Things your audience can look at can add entertainment value and aid in the audience’s retention of your message. Dictionary.com defines visuals as, “A picture, chart, or other presentation that appeals to the sense of sight, used in promotion or for illustration or narration.”
The key word here is “appeals” – when it comes to things to look at, it is good to remember that LESS CAN BE MORE. They serve your presentation best when used to illustrate or clarify your point.
Tom Kirby gives excellent guidance in his 117 Ideas for Better Business Presentations:
- When using a prop such as a book, magazine, picture, etc., be sure to hold it up long enough for the audience to see.
- Use a few well-conceived visuals that are memorable rather than many ordinary, boring charts or slides.
- Use color to highlight key points.
- Explain exactly what each item means, so the audience doesn’t have to guess. Even if it’s fairly obvious what’s on a chart, it’s a good habit to repeat it verbally, thus adding reinforcement to key points. [If being recorded, it helps the listening audience to “see” your presentation!]
- When possible use your hand to point. Most speakers misuse pointers, especially the retractable types. (Have you ever seen a speaker with a retractable pointer who didn’t play with it at least once?)
- After you’re through, cover it up. Don’t give the audience something to distract from what you’re now saying.
- When possible, do not turn your back to the audience to read the screen.
- 3 bullet points work best, six maximum.
- Make points brief. Don’t use whole sentences.
But after reading The Presentation Secrets of Steve Jobs: How to Be Insanely Great in Front of Any Audience I feel very different about the use of ANY bullet points in a PowerPoint show. I HIGHLY recommend this book. Steve Jobs was the MASTER of communication (and innovation) In this book you’ll learn what Steve did to create loyal, raving fans.
1 inch letters for 30 feet or less
2 inch letters for more than 30 feet

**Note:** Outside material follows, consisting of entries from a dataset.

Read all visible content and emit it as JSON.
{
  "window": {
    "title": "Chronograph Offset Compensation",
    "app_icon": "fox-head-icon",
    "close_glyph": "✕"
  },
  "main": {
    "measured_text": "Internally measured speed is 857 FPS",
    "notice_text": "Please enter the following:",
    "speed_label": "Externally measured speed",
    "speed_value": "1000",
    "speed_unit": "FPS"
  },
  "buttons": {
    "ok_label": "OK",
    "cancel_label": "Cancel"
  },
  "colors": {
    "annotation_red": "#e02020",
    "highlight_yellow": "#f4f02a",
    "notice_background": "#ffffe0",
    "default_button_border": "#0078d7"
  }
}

o3-inch letters for more than 50 feet
Here is a FUNNY clip on how NOT to use PowerPoint by comedian Don McMillan Enjoy!
Dan has several funny videos about PowerPoint. Enjoy!